Looking through travel brochures or weekend newspaper articles, and from television programmes that highlight exotic vacations, Seychelles appears to offer high cost holidays. Indeed, Seychelles promotes itself as a high end tourism destination, with a profusion of modern 5* plus hotels backing some of the archipelago’s best beaches.
But you don’t have to be super-rich to holiday on the islands. Recent years have seen an expansion of smaller self-cater accommodation. Many of these are owned and run by Seychellois, so that the money you pay supports the local community rather than going into the bank accounts of foreign owners of many of the larger hotels, most of which have been constructed and are staffed largely by foreign workers.
Christine’s family runs two self-catering houses, jointly called Villa Kordia (“Kordia” is derived from the Cordia trees in the entrance to the garden) at Pointe au Sel, on the south-east coast of Mahe. One house has three bedrooms (two with double beds, one twin), the other has two (one double and one twin). Each house has a fully appointed kitchen/dining room/lounge and extensive outdoor seating. The two houses are set in a well-maintained and secluded garden with lawns, decorative trees and bushes (Cordia, frangipani, bougainvillea and others) and fruiting trees (coconut, golden apple, mango, avocado, breadfruit, banana, local apple, papaya). The properties are only about 50 metres from the normally quiet beach at Pointe au Sel and a short walk from the attractive Fairylands peninsula, where Seychelles Fruit Bats roost during the day in the tops of tall Casuarina trees. There are three shops nearby and Mahe’s second town, Anse Royale, with markets, shops, restaurants, banks (and ATMs), a hospital and Seychelles University, is about two kilometres to the south.
For travelling around Mahe the owners can arrange car hire at discount prices and can also arrange boat trips for fishing or visits to local islands.
For those like me with wildlife interests, three of Seychelles’ endemic birds frequently visit the gardens: Seychelles Sunbird, Seychelles Bulbul and Seychelles Blue Pigeon. Two other endemic birds, the Seychelles Kestrel and Seychelles Swiftlet, can occasionally be seen there and at night Seychelles Fruit Bats feed noisily on ripening fruit. Birds that have been introduced to Seychelles by man, such as the Common Myna, Madagascar Fody, Barred Ground Dove and Madagascar Turtle Dove, are also commonly seen in the garden.
Self-cater holidays open up Seychelles to a much broader range of people than large hotels alone. Furthermore, small self-cater establishments can be found in many parts of Mahe, and also on the other main islands of Praslin and La Digue, enabling tourists to island-hop and experience more of Seychelles, especially local cuisine in smaller restaurants.
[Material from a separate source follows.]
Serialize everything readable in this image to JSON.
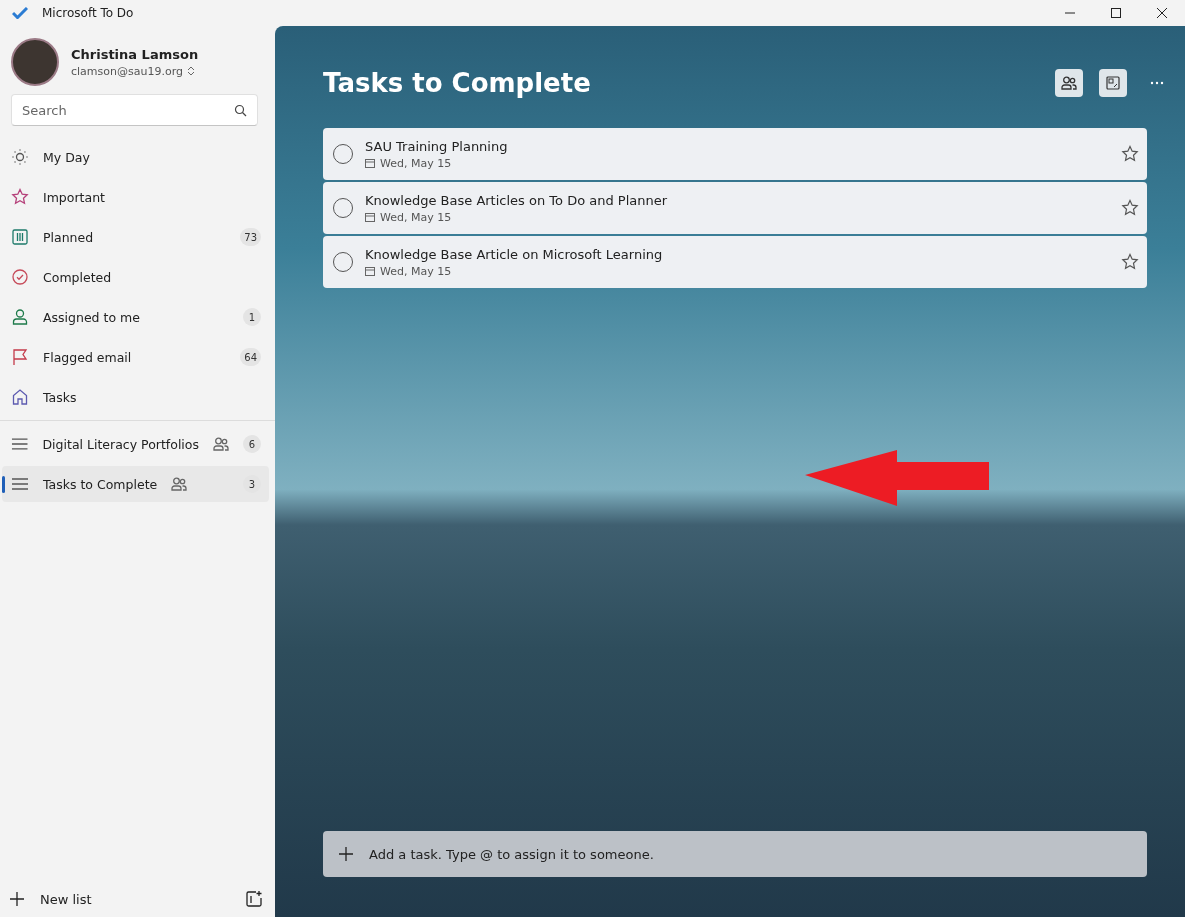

This type of holiday also allows the tourist to interact more closely with Seychellois and to get a better feel for the pulse of life in Seychelles.